sudo apt-get update
sudo apt-get install squid squid-common
Ways to start and stop Squid
sudo service squid start (stop|restart|status)
sudo /usr/sbin/squid (launch program directly)
sudo pkill -9 squid
Navigate to the Squid folder to find the squid.conf configuration file
ls (you should see the squid.conf file)
Create a backup of the squid.conf file
sudo cp squid.conf squid.conf.bak
For testing purposes open Firefox and set it to send web requests to the Squid Proxy Server (You will need to know your ip address)
ifconfig (write down your inet address e.g. 192.168.1.100)
Edit > Preferences, Advanced > Network Tab > Connection-Settings:
Manual Proxy Configuration:
HTTP Proxy: your IP address or loopback address 127.0.0.1, Port: 3128
Click Ok and Close
Now if you try and go to a website like google you should see an ERROR – Access Denied message from Squid (see bottom line). This means that Squid is working by actively denying the traffic.
Now we need to configure Squid to allow web traffic through the proxy server. Open squid.conf in your favorite text editor like gedit, nano, or vi

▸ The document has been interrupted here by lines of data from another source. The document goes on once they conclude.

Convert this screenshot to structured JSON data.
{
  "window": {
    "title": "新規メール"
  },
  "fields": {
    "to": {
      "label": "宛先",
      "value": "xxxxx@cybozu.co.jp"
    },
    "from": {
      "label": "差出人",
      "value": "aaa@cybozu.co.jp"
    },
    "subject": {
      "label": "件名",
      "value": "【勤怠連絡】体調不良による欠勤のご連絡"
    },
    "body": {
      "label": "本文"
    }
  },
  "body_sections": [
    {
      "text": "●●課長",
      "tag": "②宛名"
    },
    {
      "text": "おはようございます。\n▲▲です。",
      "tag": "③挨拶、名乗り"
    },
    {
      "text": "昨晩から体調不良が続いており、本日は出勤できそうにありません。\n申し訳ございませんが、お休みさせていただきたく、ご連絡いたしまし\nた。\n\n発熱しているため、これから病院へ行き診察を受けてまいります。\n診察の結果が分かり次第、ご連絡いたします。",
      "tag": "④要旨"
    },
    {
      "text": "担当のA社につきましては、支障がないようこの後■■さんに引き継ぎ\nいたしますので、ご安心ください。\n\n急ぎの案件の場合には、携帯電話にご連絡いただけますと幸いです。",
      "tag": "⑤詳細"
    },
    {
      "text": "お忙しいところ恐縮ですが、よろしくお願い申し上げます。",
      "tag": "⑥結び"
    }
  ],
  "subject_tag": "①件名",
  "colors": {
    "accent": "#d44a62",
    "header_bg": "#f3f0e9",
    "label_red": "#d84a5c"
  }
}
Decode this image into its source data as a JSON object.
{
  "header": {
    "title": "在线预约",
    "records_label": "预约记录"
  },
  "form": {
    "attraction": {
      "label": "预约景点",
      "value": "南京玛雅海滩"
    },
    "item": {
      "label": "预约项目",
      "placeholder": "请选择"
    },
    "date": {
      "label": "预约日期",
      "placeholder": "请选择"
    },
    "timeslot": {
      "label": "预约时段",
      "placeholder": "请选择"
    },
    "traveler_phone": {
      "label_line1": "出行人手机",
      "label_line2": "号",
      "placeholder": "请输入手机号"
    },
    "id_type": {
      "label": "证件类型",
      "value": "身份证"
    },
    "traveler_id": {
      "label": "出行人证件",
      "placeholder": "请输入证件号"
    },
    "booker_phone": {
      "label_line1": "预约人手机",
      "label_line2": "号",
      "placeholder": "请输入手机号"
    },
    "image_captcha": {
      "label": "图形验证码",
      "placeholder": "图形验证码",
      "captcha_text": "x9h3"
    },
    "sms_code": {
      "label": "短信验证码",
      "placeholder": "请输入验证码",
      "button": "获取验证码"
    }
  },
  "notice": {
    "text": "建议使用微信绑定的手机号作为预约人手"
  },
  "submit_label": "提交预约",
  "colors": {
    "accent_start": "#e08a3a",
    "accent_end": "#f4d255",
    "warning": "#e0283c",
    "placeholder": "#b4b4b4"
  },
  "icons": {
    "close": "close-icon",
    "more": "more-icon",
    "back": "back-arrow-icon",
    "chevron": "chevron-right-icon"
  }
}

sudo nano squid.conf
sudo gedit squid.conf & (If gedit does not open from the terminal you can open it as root user)
gedit squid.conf &
To switch out of root user
su your-username (if you are root user the prompt is a “#” switch back to your user account privilege)
If you chose to open with squid.conf with gedit, then turn on line numbering (Edit > Preferences > View >Display Line Numbers)
Change the name of your Squid Proxy Server, around line 3399, change:
# TAG: visible_hostname
You can configure access rules for your Squid proxy server (lines 331 to 831 are for Access Control). Notice that on lines 606 to 630 the local networks and usable ports (services) are defined. Active configuration lines, are the lines that are not commented out, i.e. they do not start with a # sign.
To re-enable web access uncomment line 676
#http_access allow localnet
http_access allow localnet
To verify the Web is now working, save your changes to the squid.conf file and restart your Squid server.
service squid restart (or “sudo service squid restart” if you are no longer root)
Now resfresh your Firefox web browser and your homepage should be visible.
Now we can practice writing a custom ACL (access list) in the squid.conf file to block specific domains and websites. We can write our custom ACL at the end of the acl lines around line 631. From an empty line write the following lines to test domain blocking:
acl blocked_websites dstdomain .msn.com .yahoo.com
http_access deny blocked_websites
Now restart your Squid server, and test to see if Squid denies access to your blocked domains/websites in Firefox.
In this series of videos, I go through the same process outlined above, to install and configure a Squid proxy server in Ubuntu .
In part 1, I install Squid in Ubuntu, start and stop it, backup the configuration file,
and configure Firefox to use Squid as a proxy server
In part 2, I discuss editing the configuration file
In part 3, I write a custom ACL in the squid.conf file